Anthony nodded at Uh-Oh. Uh-Oh and An’s lips moved in seeming silence, then Anthony leaned towards me, “There is something like that.”
We quickly traded spots on the bench and I asked An if I could pray for him. With his permission, I gently placed my hand on his shoulder and prayed simply and slowly. “Jesus, come. Show An how much you love. Bring healing to this one’s heart. Wash over this heart with your love. Take away the pain.” In the midst of the chaos, I felt a wave of God’s love wash over my soul, through my being into An. “Does he feel any different?” I asked.
Uh-Oh smiled when she delivered the answer, “Yes, he feels warmth and peace.”
I smiled back. “Tell him that’s God’s love and presence.”
An began to relax. Anthony leaned in close to my ear again, “Can ladyboys go to the banquet?”
“I think so. At least back in September they were able to, as I know at least one went then.”
Anthony motioned that he wanted to get in close to An again. “It’s too important for it to end tonight. We need to get him to a place where he can just get loved on for a while. If he comes, that means you have to be there, Amy.”
I smiled, quickly scooting over to allow Anthony to extend an invitation to An to come and be lavished in love.

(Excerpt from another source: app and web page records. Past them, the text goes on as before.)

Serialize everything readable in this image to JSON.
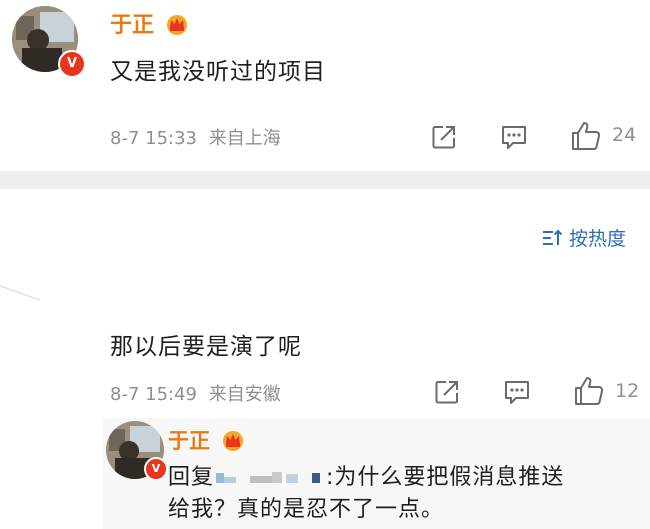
{
  "comment1": {
    "username": "于正",
    "text": "又是我没听过的项目",
    "date": "8-7 15:33",
    "location": "来自上海",
    "like_count": "24"
  },
  "sort_label": "按热度",
  "comment2": {
    "text": "那以后要是演了呢",
    "date": "8-7 15:49",
    "location": "来自安徽",
    "like_count": "12"
  },
  "reply": {
    "username": "于正",
    "prefix": "回复",
    "mention_suffix": ":为什么要把假消息推送",
    "line2": "给我？真的是忍不了一点。"
  },
  "icons": {
    "verified_badge": "verified-badge-icon",
    "crown": "crown-icon",
    "share": "share-icon",
    "comment": "comment-icon",
    "like": "thumbs-up-icon",
    "sort": "sort-icon"
  },
  "colors": {
    "username": "#ea7a10",
    "link": "#2f6fba",
    "verified": "#e8351f"
  }
}
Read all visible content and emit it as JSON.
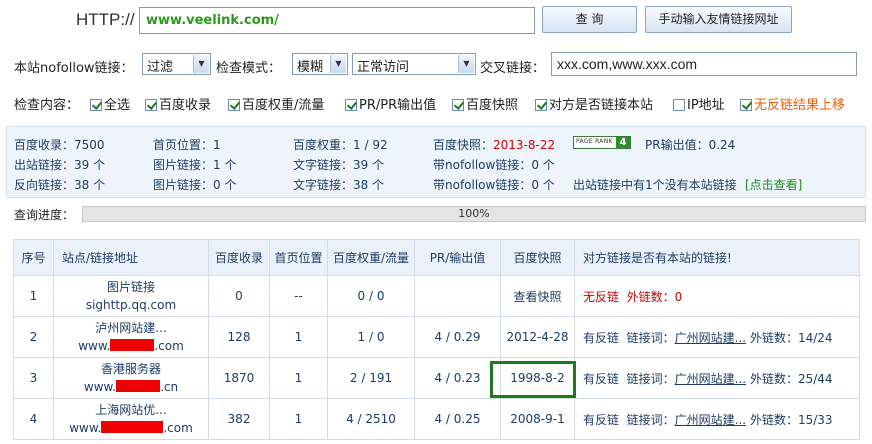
{
  "toolbar": {
    "http_label": "HTTP://",
    "url_value": "www.veelink.com/",
    "query_button": "查 询",
    "manual_button": "手动输入友情链接网址"
  },
  "options": {
    "nofollow_label": "本站nofollow链接：",
    "nofollow_value": "过滤",
    "mode_label": "检查模式：",
    "mode_value": "模糊",
    "access_value": "正常访问",
    "cross_label": "交叉链接：",
    "cross_value": "xxx.com,www.xxx.com"
  },
  "check": {
    "label": "检查内容：",
    "items": [
      {
        "label": "全选",
        "checked": true
      },
      {
        "label": "百度收录",
        "checked": true
      },
      {
        "label": "百度权重/流量",
        "checked": true
      },
      {
        "label": "PR/PR输出值",
        "checked": true
      },
      {
        "label": "百度快照",
        "checked": true
      },
      {
        "label": "对方是否链接本站",
        "checked": true
      },
      {
        "label": "IP地址",
        "checked": false
      },
      {
        "label": "无反链结果上移",
        "checked": true
      }
    ]
  },
  "stats": {
    "r1": {
      "baidu_index_l": "百度收录：",
      "baidu_index_v": "7500",
      "home_pos_l": "首页位置：",
      "home_pos_v": "1",
      "weight_l": "百度权重：",
      "weight_v": "1 / 92",
      "snapshot_l": "百度快照：",
      "snapshot_v": "2013-8-22",
      "pr_badge_text": "PAGE RANK",
      "pr_badge_num": "4",
      "pr_out_l": "PR输出值：",
      "pr_out_v": "0.24"
    },
    "r2": {
      "out_l": "出站链接：",
      "out_v": "39 个",
      "img_l": "图片链接：",
      "img_v": "1 个",
      "text_l": "文字链接：",
      "text_v": "39 个",
      "nf_l": "带nofollow链接：",
      "nf_v": "0 个"
    },
    "r3": {
      "back_l": "反向链接：",
      "back_v": "38 个",
      "img_l": "图片链接：",
      "img_v": "0 个",
      "text_l": "文字链接：",
      "text_v": "38 个",
      "nf_l": "带nofollow链接：",
      "nf_v": "0 个",
      "note": "出站链接中有1个没有本站链接",
      "view": "[点击查看]"
    }
  },
  "progress": {
    "label": "查询进度：",
    "value": "100%",
    "fraction": 1.0
  },
  "table": {
    "headers": [
      "序号",
      "站点/链接地址",
      "百度收录",
      "首页位置",
      "百度权重/流量",
      "PR/输出值",
      "百度快照",
      "对方链接是否有本站的链接!"
    ],
    "rows": [
      {
        "no": "1",
        "name": "图片链接",
        "url_pre": "sighttp.qq.com",
        "url_post": "",
        "index": "0",
        "pos": "--",
        "weight": "0 / 0",
        "pr": "",
        "snap": "查看快照",
        "result": "无反链",
        "extra": "外链数：0"
      },
      {
        "no": "2",
        "name": "泸州网站建...",
        "url_pre": "www.",
        "url_post": ".com",
        "index": "128",
        "pos": "1",
        "weight": "1 / 0",
        "pr": "4 / 0.29",
        "snap": "2012-4-28",
        "result": "有反链",
        "anchor_l": "链接词：",
        "anchor": "广州网站建...",
        "extra": "外链数：14/24"
      },
      {
        "no": "3",
        "name": "香港服务器",
        "url_pre": "www.",
        "url_post": ".cn",
        "index": "1870",
        "pos": "1",
        "weight": "2 / 191",
        "pr": "4 / 0.23",
        "snap": "1998-8-2",
        "result": "有反链",
        "anchor_l": "链接词：",
        "anchor": "广州网站建...",
        "extra": "外链数：25/44"
      },
      {
        "no": "4",
        "name": "上海网站优...",
        "url_pre": "www.",
        "url_post": ".com",
        "index": "382",
        "pos": "1",
        "weight": "4 / 2510",
        "pr": "4 / 0.25",
        "snap": "2008-9-1",
        "result": "有反链",
        "anchor_l": "链接词：",
        "anchor": "广州网站建...",
        "extra": "外链数：15/33"
      }
    ]
  }
}
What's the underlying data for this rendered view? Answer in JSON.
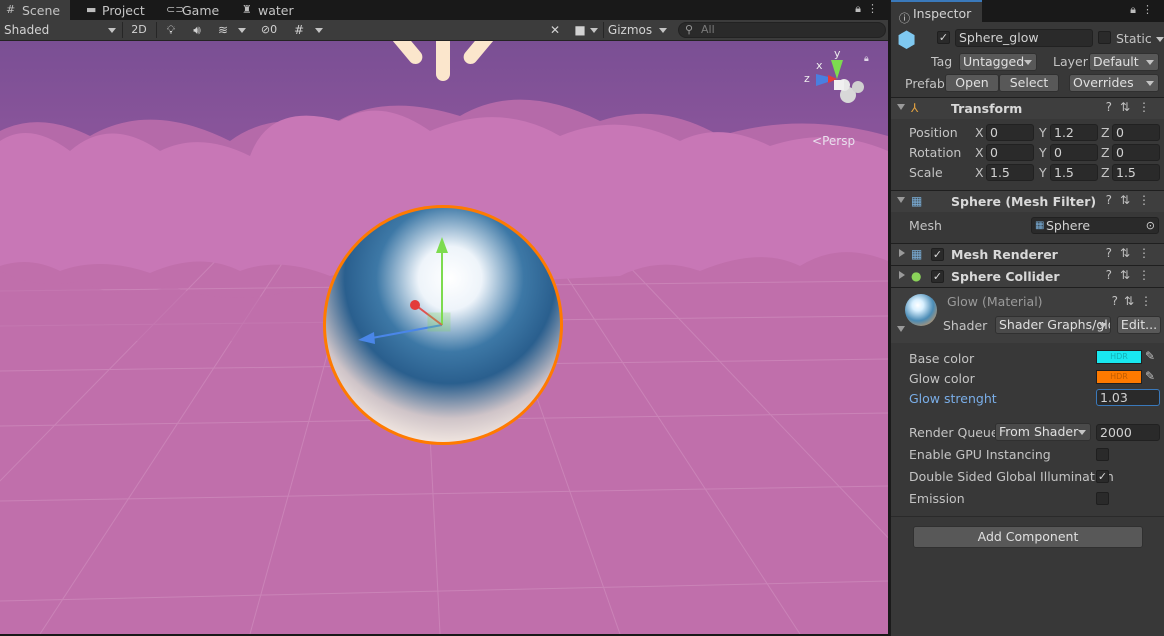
{
  "tabs": [
    {
      "label": "Scene",
      "icon": "scene-grid-icon",
      "active": true
    },
    {
      "label": "Project",
      "icon": "folder-icon",
      "active": false
    },
    {
      "label": "Game",
      "icon": "gamepad-icon",
      "active": false
    },
    {
      "label": "water",
      "icon": "robot-icon",
      "active": false
    }
  ],
  "scene_toolbar": {
    "shading_mode": "Shaded",
    "mode_2d": "2D",
    "hidden_count": "0",
    "gizmos": "Gizmos",
    "search_placeholder": "All"
  },
  "viewport": {
    "persp_label": "Persp",
    "axis_labels": {
      "x": "x",
      "y": "y",
      "z": "z"
    },
    "sky_color": "#7c4f94",
    "ground_color": "#c06fab",
    "cloud_color": "#c877b6",
    "glow_color": "#ff7a00"
  },
  "inspector": {
    "tab_label": "Inspector",
    "object_name": "Sphere_glow",
    "static_label": "Static",
    "tag_label": "Tag",
    "tag_value": "Untagged",
    "layer_label": "Layer",
    "layer_value": "Default",
    "prefab_label": "Prefab",
    "prefab_open": "Open",
    "prefab_select": "Select",
    "prefab_overrides": "Overrides",
    "transform": {
      "title": "Transform",
      "position_label": "Position",
      "rotation_label": "Rotation",
      "scale_label": "Scale",
      "position": {
        "x": "0",
        "y": "1.2",
        "z": "0"
      },
      "rotation": {
        "x": "0",
        "y": "0",
        "z": "0"
      },
      "scale": {
        "x": "1.5",
        "y": "1.5",
        "z": "1.5"
      }
    },
    "mesh_filter": {
      "title": "Sphere (Mesh Filter)",
      "mesh_label": "Mesh",
      "mesh_value": "Sphere"
    },
    "mesh_renderer": {
      "title": "Mesh Renderer"
    },
    "sphere_collider": {
      "title": "Sphere Collider"
    },
    "material": {
      "title": "Glow (Material)",
      "shader_label": "Shader",
      "shader_value": "Shader Graphs/glow",
      "edit_label": "Edit...",
      "base_color_label": "Base color",
      "base_color": "#19e8f0",
      "glow_color_label": "Glow color",
      "glow_color": "#ff7a00",
      "hdr_label": "HDR",
      "glow_strength_label": "Glow strenght",
      "glow_strength_value": "1.03",
      "render_queue_label": "Render Queue",
      "render_queue_mode": "From Shader",
      "render_queue_value": "2000",
      "gpu_instancing_label": "Enable GPU Instancing",
      "double_sided_gi_label": "Double Sided Global Illumination",
      "emission_label": "Emission"
    },
    "add_component": "Add Component"
  }
}
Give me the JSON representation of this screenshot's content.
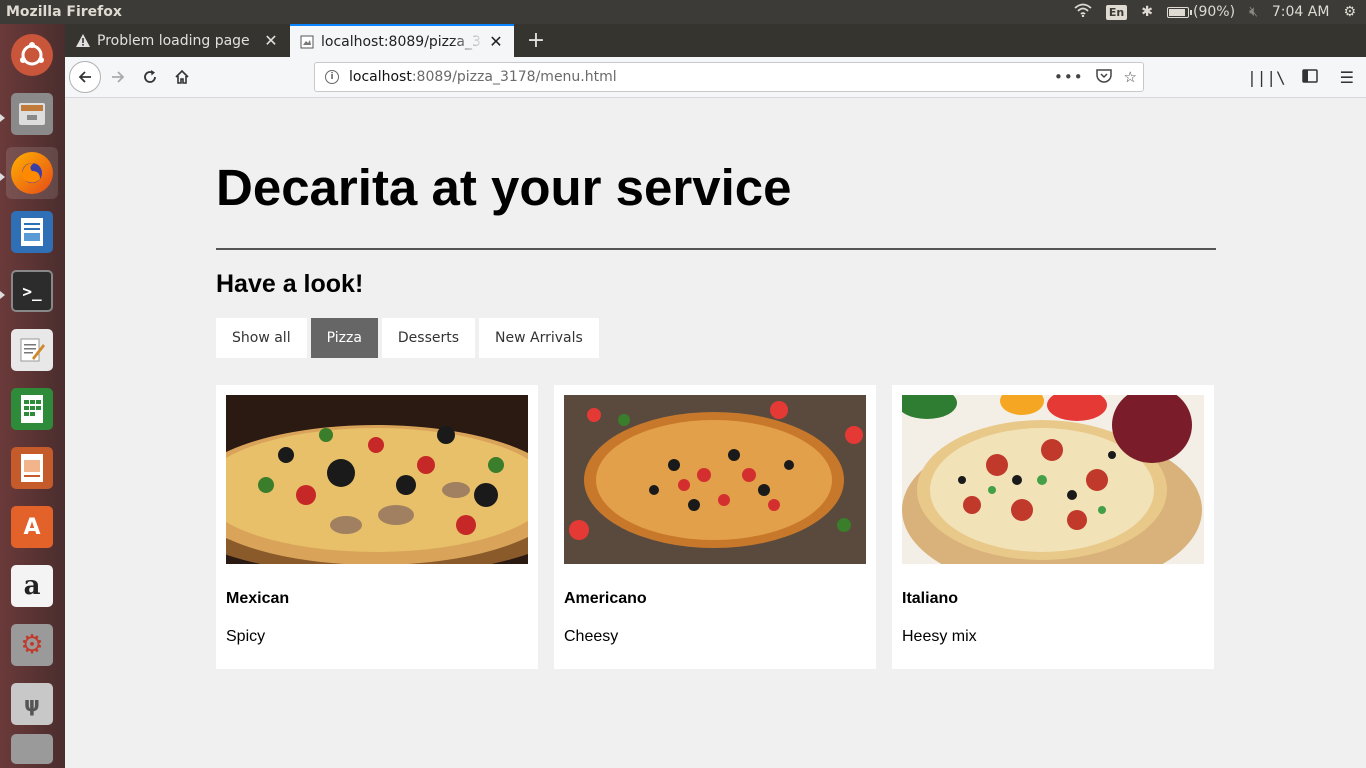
{
  "system": {
    "app_title": "Mozilla Firefox",
    "keyboard": "En",
    "battery": "(90%)",
    "battery_level": 0.9,
    "time": "7:04 AM"
  },
  "tabs": [
    {
      "title": "Problem loading page",
      "icon": "warning-icon"
    },
    {
      "title": "localhost:8089/pizza_3178",
      "icon": "page-icon"
    }
  ],
  "urlbar": {
    "host": "localhost",
    "rest": ":8089/pizza_3178/menu.html"
  },
  "page": {
    "title": "Decarita at your service",
    "subtitle": "Have a look!",
    "filters": [
      {
        "label": "Show all",
        "active": false
      },
      {
        "label": "Pizza",
        "active": true
      },
      {
        "label": "Desserts",
        "active": false
      },
      {
        "label": "New Arrivals",
        "active": false
      }
    ],
    "items": [
      {
        "name": "Mexican",
        "desc": "Spicy"
      },
      {
        "name": "Americano",
        "desc": "Cheesy"
      },
      {
        "name": "Italiano",
        "desc": "Heesy mix"
      }
    ]
  },
  "colors": {
    "page_bg": "#f0f0f0",
    "active_filter": "#666666",
    "panel": "#3c3b37",
    "launcher": "#5a3333"
  }
}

After a few minutes, Anthony shouted, “He wants to go. We just have to get the bar owner’s permission.” Anthony, Uh-Oh, and An moved to the picnic table behind us to talk to the bar owner. I kept close, continuing to pray. Uh-Oh translated enough to keep us in the loop. An wanted to come to the banquet badly enough that he was willing to waive the personal fee that the bar owners required and have us just pay the bar for his time. Anthony shook his head when he heard the fee for An’s time, and leaned in close to me. “Most of the girls here could go for two hours for 300 Bhat. But An is ‘special,’ so the fee is 500 Bhat.” Something in my heart ached as I heard that, as I knew that An’s uniqueness was due to the pain so commonly associated with being a ladyboy. I heard little of what was said from that moment until we told An goodbye and left the bar’s awning, promising to come back Friday evening to pick An up for the banquet. Through the whirlwind of activity of the next two days, An remained at the forefront of my mind. I prayed that Abba would continue to let An feel His pursuit and that at the banquet, something would shift for this man. When we arrived at the bar to meet An, I was so blessed to be the one to walk with him back to the Sunbeam Hotel where a feast of love had been prepared.
Throughout the banquet, An and I made small talk using his limited English. We laughed as those around us participated in silly games and cried as The Tamar Center staff shared their stories of how they had entered into the bar scenes and how the Tamar Center had helped them leave the bar and find a better life and the true love found only in Jesus. At the end of the night, I prayed with several of the girls at my table and let my shoulder catch their tears. I prayed for An as well, but little seemed to break. At one point, I noticed Kelsey, the teal-haired momma whom I had befriended during Extreme Prophetic’s school that week, praying for An. Before leaving, An thanked me for bringing him, telling me he had a good time but had to go. I hugged him and said I was glad he had come and as I watched him go, something in me broke. This one so pursued, this one so sought after, still felt forsaken.
Once the girls from my table had all gone home, I approached Kelsey and asked what had happened with him. “Nothing really. I just felt like he was really sad and I prayed for him.” Emotions I could not express well to her or anyone else overflowed from my eyes. “I just want them to have a way to leave the bars,” I explained through the tears. “Every girl in here tonight had the opportunity to leave if they wanted to, but An didn’t. I want justice to come for him, too.”